“Cheer up,” I told my brother-in-law, Jasper. “Not all injuries sustained in parking lots are compensable.” At that, Jasper seemed to rekindle the possibility of a parking lot obstacle course and he began to listen closely.

For example, in the case of Jessica Rodgers v. Workers’ Compensation Appeals Board, an employee took a break from work to go to the bank. She then returned to the work parking lot and arranged her money before stepping out of her car and returning to work. In between her car and the building, however, a “biker,” who had followed her from the bank, attacked her and stole her money.

Even though the injury was sustained during work hours, between starting and finishing the day’s shift, and in the employer parking lot, the Court of Appeal held that the injury was not compensable because the cause of the injury was formed independent of any work-related activity — the biker just wanted to rob her, regardless of where she worked or who she was.

Likewise, in the panel decision of Basil Perkins v. City of Los Angeles, the applicant, a city animal control officer, was shot while napping in his work vehicle, while parked in the employer-owned lot, and wearing his uniform. As his home was over 130 miles away, he made a regular practice of napping in his car after a shift had ended.

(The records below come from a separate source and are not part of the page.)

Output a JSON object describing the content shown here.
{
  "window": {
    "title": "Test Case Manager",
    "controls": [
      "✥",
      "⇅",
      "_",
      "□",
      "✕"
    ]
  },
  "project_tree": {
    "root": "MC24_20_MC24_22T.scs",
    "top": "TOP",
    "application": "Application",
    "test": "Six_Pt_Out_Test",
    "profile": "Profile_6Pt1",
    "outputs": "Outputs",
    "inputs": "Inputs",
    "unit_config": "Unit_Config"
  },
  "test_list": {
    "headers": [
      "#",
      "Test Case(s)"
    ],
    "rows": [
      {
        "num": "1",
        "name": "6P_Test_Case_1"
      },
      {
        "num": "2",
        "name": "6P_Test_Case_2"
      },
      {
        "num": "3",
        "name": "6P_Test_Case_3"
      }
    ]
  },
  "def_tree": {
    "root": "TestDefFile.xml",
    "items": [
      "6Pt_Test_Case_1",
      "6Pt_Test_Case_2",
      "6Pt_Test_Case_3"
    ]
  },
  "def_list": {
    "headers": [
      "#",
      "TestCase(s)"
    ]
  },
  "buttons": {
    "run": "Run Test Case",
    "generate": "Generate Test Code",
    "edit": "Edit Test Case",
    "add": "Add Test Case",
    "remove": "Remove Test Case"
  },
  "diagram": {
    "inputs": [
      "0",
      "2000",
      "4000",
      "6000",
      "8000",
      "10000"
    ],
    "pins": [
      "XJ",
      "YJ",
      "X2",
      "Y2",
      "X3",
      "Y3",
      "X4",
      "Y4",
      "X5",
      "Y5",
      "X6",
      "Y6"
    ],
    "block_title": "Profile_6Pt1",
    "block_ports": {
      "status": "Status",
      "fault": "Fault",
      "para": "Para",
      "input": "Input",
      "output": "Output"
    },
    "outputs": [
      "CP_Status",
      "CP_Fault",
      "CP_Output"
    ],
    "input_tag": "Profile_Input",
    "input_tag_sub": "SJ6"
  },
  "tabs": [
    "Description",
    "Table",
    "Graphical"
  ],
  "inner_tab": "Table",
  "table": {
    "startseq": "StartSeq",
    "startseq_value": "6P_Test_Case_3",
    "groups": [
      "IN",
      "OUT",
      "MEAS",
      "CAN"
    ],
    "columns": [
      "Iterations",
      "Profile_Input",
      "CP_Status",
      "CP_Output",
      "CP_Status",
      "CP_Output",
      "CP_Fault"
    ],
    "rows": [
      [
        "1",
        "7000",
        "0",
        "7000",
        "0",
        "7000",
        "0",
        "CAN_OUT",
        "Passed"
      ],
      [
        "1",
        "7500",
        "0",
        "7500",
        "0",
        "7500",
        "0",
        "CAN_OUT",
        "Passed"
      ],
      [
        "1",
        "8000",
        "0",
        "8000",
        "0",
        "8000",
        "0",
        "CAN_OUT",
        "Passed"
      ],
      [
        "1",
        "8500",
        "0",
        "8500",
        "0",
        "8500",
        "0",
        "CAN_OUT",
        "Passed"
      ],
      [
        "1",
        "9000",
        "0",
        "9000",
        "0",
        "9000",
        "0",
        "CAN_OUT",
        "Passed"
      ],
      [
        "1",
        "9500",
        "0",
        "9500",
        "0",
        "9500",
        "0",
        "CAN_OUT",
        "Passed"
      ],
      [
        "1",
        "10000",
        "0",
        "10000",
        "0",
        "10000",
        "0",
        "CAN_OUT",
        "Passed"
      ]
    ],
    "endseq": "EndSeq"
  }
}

Initially, the workers’ compensation judge found the injury compensable, but the Workers’ Compensation Appeals Board reversed, finding the injury was not compensable, as the shift had ended, and the employee was only in the parking lot for his convenience. In other words, the scope of employment cannot be artificially extended by dallying on the employer’s premises.

The same occurred when a worker arrived to work too early, as in the writ denied case of Paul Grove (Dec’d), Sharon Grove (Widow) v. Miller Coors, LLC. In that case, the employee had arrived to work early and had used the restroom at work less than two hours before the start of his shift, when he sustained an injury in the restroom. There, the workers’ compensation Judge found the injury to be non-compensable.

Fortunately, Jasper never got to try out his obstacle course idea — the wheelbarrow industry took a downturn, and he decided expanding beyond his garage was not a good idea at this time. Regardless, here are some takeaway rules:

  1. Arriving at an employer-owned or provided parking lot begins the scope of the employment relationship and ends the commute, so long as the arrival is within the regular time for employment.
  2. If travel to the employer or the employer’s parking lot presents a “special risk” to the employees, then the time during which the employee is exposed to the risk will not be barred by the Going and Coming Rule.
  3. Injuries sustained in an employer-provided parking lot are subject to AOE/COE analysis, so injuries sustained for reasons unrelated to work, such as robberies, will not be compensable, unless the special risk doctrine applies.
  4. Whatever the liability for workers’ compensation, the “Going and Coming” rule is not subject to the premises rule for civil liability and respondeat superior, as found by the Court of Appeal in Dean Hartline v. Kaiser Foundation Hospitals.
  5. Do not invest in the wheelbarrow market if the president of your company is busy planning an obstacle course for his employees trying to get to work.